Interfaith Center on Corporate Responsibility
NEW YORK CITY, NY//Sept 26, 2008// For the past three decades, members of the Interfaith Center on Corporate Responsibility (ICCR) have worked with financial institutions to address the needs of the poor to obtain access to capital for: sustainable development, affordable housing in the U.S. and responsible lending in developing countries. ICCR is a coalition of nearly 300 faith-based institutional investors, representing over $100 billion in invested capital.
Today, Rev. Seamus Finn, OMI, a longtime representative of his community at ICCR issued the following statement on behalf of members of the organization:
“Today’s credit crisis in the financial markets of Wall Street highlights a range of issues.
Faith-based investors have historically discussed these issues with key executives of these institutions, bringing them to the attention of shareholders through the annual proxy. Had the eerily prescient advice of faith-based investors been heeded, every evidence suggests that it would have prevented, or at the very least diminished, the impact of this meltdown. The key issues raised in these meetings included:
• the need for disclosure of off balance sheet liabilities;
• true assessment of counter party risk;
• greater transparency;
• risk management/monitoring;
• predatory lending;
• sub-prime lending;
• capital adequacy ratios; and
• the use of the precautionary principle in the introduction of new investment tools and innovative practices.
Invariably, in response to the issues raised, executives of financial institutions assured representatives of ICCR that policies, procedures and internal controls already in place were able to meet these challenges and that much of the requested information was already disclosed in the numerous filings the companies were required to submit to different regulatory agencies. Furthermore, the concern about disclosure and transparency in relationship to new investment tools was usually answered by claims of protecting ‘proprietary information.’
It is now clear that most, if not all, financial institutions, still do not know the magnitude of real and potential losses. Recent interventions by the Federal Government to provide: $950 billion dollars to aid several financial institutions, and a further $700 billion that Treasury Secretary Paulson proposes to purchase illiquid mortgage backed debt, only begin to provide a very rough estimate of the impact of these systemic failures in policy, disclosure, and risk management.
For ICCR, any Congressional and government response both now and in the new Congress should be based on the following principles:
(1) Making sure that the consequences of the response do not impose additional burdens on the marginalized and poorest who are at the periphery of the workings of financial markets;
(2) Restoring credibility to the financial markets in a transparent manner at the lowest possible cost to the taxpayers without bailing out shareholders or management via a golden parachutes; and

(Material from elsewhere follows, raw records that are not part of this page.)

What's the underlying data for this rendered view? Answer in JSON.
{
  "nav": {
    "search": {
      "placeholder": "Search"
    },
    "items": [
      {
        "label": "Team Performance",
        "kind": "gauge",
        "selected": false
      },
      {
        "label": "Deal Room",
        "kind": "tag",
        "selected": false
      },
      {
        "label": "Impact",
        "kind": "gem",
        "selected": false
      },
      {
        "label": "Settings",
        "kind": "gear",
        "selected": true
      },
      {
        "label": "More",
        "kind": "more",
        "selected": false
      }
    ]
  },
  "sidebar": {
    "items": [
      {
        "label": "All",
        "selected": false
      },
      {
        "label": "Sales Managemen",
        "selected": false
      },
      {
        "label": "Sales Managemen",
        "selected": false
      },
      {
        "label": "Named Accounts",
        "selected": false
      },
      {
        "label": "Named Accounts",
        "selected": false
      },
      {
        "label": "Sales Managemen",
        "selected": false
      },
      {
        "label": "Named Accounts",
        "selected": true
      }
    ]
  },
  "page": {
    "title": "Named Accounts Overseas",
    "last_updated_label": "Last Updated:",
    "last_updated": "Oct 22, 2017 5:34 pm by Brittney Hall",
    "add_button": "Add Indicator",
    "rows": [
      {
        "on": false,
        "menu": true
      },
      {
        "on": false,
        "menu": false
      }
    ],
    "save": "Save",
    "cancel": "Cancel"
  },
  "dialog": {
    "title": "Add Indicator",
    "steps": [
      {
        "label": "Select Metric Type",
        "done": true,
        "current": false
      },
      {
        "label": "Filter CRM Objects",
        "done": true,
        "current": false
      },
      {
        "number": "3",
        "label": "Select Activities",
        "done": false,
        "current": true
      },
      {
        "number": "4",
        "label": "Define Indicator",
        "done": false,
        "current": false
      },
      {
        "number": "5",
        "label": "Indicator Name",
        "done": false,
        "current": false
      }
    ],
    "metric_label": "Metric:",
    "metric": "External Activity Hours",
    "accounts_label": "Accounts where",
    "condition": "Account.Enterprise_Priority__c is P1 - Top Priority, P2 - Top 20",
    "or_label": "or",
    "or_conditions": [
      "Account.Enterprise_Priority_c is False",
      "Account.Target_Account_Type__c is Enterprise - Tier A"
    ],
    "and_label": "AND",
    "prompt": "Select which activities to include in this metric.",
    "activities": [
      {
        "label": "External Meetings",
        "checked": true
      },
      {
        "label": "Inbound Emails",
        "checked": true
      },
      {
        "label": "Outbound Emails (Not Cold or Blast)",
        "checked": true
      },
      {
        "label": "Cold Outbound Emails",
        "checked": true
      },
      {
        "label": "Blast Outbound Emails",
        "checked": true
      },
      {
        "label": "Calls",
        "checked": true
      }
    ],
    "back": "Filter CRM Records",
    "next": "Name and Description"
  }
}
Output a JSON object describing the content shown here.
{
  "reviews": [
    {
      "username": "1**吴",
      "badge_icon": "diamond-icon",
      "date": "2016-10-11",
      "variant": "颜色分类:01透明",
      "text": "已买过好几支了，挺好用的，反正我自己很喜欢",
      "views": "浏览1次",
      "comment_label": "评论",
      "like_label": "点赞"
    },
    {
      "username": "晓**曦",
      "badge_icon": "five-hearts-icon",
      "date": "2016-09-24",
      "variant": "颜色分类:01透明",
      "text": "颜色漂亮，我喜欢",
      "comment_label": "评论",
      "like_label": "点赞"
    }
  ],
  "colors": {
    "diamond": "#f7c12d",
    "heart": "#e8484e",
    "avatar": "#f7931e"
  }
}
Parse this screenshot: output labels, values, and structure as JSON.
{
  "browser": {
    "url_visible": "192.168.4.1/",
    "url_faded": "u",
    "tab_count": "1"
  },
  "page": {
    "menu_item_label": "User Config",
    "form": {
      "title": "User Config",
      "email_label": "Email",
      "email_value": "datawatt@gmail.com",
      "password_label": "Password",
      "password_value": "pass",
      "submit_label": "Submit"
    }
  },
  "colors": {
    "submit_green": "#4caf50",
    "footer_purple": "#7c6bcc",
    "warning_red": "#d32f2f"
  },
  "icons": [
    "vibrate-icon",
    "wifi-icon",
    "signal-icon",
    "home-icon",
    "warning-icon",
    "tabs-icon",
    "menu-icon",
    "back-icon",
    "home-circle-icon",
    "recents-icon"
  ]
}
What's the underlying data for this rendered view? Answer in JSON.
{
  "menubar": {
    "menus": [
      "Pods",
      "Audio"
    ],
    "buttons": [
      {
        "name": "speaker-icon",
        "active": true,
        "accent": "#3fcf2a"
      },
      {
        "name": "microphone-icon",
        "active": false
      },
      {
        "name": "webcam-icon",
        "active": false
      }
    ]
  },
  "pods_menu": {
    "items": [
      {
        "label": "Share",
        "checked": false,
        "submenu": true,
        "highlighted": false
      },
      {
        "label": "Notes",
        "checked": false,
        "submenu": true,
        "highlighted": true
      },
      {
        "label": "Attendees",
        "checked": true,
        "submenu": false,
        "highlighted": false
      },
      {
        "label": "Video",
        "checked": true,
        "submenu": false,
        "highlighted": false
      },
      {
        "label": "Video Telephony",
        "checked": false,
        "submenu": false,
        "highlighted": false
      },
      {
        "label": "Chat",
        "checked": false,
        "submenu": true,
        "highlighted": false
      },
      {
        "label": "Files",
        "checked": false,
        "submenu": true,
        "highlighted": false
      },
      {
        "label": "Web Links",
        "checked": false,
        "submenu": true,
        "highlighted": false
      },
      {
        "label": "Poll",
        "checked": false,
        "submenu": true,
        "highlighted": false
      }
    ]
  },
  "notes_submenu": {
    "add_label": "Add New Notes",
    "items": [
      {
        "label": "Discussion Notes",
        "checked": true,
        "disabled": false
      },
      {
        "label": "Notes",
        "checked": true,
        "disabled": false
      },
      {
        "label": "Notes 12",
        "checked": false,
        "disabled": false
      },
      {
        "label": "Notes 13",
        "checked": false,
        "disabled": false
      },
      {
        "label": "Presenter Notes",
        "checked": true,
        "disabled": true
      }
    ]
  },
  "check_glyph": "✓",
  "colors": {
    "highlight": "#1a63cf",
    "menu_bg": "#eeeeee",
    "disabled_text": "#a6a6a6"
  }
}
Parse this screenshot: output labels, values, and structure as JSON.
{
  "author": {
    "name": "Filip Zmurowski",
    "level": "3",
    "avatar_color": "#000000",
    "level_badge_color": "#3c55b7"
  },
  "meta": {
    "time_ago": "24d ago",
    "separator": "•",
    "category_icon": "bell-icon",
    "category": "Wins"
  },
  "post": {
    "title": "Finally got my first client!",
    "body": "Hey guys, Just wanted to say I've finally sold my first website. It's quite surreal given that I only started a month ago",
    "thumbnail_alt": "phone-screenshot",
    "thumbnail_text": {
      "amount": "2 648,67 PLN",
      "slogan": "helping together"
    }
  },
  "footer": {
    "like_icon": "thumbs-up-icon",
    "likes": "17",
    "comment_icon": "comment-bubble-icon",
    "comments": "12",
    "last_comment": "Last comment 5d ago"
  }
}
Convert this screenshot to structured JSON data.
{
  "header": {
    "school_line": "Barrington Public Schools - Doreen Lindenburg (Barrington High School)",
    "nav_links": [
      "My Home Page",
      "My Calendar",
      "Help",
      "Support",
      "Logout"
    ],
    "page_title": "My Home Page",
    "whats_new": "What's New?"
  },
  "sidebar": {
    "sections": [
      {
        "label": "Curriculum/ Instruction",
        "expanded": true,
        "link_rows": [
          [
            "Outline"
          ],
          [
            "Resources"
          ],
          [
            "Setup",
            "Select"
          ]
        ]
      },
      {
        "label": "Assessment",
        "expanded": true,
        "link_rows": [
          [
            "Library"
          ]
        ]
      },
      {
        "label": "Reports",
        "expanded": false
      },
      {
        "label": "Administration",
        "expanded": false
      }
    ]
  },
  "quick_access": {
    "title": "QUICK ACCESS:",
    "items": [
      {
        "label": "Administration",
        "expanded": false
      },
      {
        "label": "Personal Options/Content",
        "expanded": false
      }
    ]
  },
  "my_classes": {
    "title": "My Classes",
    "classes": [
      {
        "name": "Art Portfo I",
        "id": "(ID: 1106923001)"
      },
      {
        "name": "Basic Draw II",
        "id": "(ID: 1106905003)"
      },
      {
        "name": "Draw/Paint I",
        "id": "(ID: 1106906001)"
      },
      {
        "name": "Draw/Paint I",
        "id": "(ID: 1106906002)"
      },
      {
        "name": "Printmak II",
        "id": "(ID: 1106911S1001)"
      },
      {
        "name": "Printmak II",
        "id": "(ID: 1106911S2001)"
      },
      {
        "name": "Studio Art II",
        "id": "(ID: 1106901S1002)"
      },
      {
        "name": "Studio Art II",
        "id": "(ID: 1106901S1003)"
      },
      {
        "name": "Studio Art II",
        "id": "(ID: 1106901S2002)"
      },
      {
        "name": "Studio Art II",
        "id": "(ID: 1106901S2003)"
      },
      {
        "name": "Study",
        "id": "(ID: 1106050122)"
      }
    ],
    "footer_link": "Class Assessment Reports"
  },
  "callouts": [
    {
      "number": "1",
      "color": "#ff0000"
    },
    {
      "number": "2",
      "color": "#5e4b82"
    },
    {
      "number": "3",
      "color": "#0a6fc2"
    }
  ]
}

(3) Addressing the root causes of the meltdown (e.g. unregulated derivatives, restoration of the bankruptcy act re: mortgages).
ICCR will continue to engage the remaining corporations in the financial sector around the core issues that flow from their mission to build a more just and sustainable world for people everywhere.”
The Interfaith Center on Corporate Responsibility ([ http://www.iccr.org ]http://www.iccr.org) is a coalition of nearly 300 faith-based institutional investors, representing over $100 billion in invested capital. ICCR members bridge the divide between morality and markets by envisioning a civic economy that integrates ethical, environmental and social values. Inspired by faith, committed to action, ICCR members work to build a just and sustainable global community.
CONTACT: Patrick Mitchell, (703) 276-3266 or firstname.lastname@example.org.